You might think, as I did, that emoticons are universal, but turns out if you're tweeting someone in Asia, you need a translator for emoticons, too. Want to add a smiley to the end of your message to Beijing? You should know that :) is (^_^) over there. To Asian speakers, the meaning of emoticons is derived from the eyes, while Western emoticons more often use the mouth to express meaning. A good illustration of this is the sadface. Look at our :( versus their T_T which is meant to suggest tears streaming down.
Western emoticons read left to right mirroring the way we read romance languages. But in Asia, emoticons read straight-on like pictograms, reflecting the graphic nature of character-based languages. Is it because Asian readers are more accustomed to graphic characters, or because they're more in touch with their feelings, that their emoticon glossary is more extensive than ours is. They've even got an icon for the pleasure of smoking.
(-.-)y- cigarette break
(v_v) silent resignation
(o_O) confused, surprised, disturbed
d-_-b listening to music
fO_o scratching head
\(^o^)/ happiness or wow!
(o)_(o) tired; sometimes used to mean crazed
(/_\) profound dismay
(H_H) pervert (from Japanese "hentai")
x.x Dead (in which case, how are you messaging?)
($_$) or (¥_¥) or (₩_₩) money eyes; thinking about money
And my two favorites:
(x(x_(X_x(O_o)x_x)_X)x) Alive among zombies
(-(-_(-_-(O_o)-_-)_-)-) Waking up in the subway
Joker adds a few of his own creation:
Bull fighter or horn dog. you pick

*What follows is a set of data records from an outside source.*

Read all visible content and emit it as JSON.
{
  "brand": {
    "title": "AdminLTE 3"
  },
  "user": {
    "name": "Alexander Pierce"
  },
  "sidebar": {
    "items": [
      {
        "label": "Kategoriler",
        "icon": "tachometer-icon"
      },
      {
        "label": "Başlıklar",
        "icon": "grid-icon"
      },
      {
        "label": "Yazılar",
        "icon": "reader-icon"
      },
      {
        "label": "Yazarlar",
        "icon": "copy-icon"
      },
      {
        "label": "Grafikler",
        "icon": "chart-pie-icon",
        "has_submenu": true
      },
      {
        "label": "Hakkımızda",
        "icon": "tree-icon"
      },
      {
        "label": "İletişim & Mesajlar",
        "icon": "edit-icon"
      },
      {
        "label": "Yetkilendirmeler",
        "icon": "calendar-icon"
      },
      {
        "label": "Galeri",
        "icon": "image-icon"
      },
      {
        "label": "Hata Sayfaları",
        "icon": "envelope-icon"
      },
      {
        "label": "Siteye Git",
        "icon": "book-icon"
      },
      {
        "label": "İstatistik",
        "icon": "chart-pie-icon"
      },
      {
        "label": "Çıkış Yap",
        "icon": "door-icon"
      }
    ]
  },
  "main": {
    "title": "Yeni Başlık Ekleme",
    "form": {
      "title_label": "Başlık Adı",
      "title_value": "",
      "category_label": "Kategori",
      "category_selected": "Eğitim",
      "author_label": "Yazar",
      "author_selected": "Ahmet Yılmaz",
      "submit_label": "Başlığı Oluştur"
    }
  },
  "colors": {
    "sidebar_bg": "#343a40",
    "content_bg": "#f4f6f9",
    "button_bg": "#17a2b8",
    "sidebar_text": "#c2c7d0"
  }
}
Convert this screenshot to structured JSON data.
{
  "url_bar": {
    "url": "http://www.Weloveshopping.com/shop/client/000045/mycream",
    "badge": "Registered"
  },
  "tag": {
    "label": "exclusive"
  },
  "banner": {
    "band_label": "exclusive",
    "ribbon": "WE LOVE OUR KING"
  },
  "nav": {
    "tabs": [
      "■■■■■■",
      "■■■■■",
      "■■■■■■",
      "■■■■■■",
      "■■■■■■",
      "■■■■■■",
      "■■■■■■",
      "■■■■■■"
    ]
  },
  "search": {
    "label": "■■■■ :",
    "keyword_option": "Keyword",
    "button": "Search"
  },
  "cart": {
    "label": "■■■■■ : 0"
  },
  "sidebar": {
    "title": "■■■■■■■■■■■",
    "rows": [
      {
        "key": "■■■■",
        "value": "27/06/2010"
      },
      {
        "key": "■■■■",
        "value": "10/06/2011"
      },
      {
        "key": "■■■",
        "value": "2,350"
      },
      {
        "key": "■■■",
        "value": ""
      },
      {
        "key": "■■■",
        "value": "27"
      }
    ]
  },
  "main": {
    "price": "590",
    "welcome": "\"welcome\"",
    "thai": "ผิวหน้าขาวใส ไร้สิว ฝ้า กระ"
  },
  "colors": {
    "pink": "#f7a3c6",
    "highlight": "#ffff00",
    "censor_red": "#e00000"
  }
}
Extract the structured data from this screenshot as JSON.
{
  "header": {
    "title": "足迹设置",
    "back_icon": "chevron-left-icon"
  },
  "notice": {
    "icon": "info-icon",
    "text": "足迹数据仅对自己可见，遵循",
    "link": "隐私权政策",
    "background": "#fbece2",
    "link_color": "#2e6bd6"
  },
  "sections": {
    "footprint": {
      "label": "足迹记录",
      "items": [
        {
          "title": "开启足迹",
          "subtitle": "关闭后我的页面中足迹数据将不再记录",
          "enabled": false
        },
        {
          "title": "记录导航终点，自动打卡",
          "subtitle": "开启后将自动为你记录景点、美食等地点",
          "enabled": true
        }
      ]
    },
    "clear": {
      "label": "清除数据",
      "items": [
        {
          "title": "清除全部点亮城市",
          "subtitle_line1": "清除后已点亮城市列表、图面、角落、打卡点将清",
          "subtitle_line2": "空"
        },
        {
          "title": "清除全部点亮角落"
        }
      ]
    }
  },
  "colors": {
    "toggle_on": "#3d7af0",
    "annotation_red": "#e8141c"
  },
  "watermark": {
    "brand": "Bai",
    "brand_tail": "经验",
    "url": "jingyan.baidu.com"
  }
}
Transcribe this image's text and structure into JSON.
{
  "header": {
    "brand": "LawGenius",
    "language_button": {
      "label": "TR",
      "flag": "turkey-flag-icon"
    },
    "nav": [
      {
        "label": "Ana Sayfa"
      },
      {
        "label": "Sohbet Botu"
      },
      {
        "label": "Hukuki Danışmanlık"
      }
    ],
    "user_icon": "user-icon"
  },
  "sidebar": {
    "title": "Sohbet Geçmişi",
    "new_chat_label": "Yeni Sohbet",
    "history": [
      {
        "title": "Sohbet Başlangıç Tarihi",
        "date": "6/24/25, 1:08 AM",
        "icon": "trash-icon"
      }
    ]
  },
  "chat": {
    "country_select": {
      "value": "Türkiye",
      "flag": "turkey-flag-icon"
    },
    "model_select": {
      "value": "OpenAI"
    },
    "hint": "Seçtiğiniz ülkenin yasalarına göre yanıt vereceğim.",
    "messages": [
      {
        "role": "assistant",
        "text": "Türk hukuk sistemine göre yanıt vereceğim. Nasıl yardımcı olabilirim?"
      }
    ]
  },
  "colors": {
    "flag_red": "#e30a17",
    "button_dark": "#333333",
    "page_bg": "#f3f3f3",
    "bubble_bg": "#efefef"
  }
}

Wishydig observes that Western emoticons don't read left to right any more than Asian emoticons read top to bottom. Western emoticons are turned on their side, but they are still just as image based. He sends a handy link to the world's most complete compendium of smiley face options, perfect for any occasion, including when you need to convey that "user is a midget" or "user is the Pope."
More emoticon translations here and here and here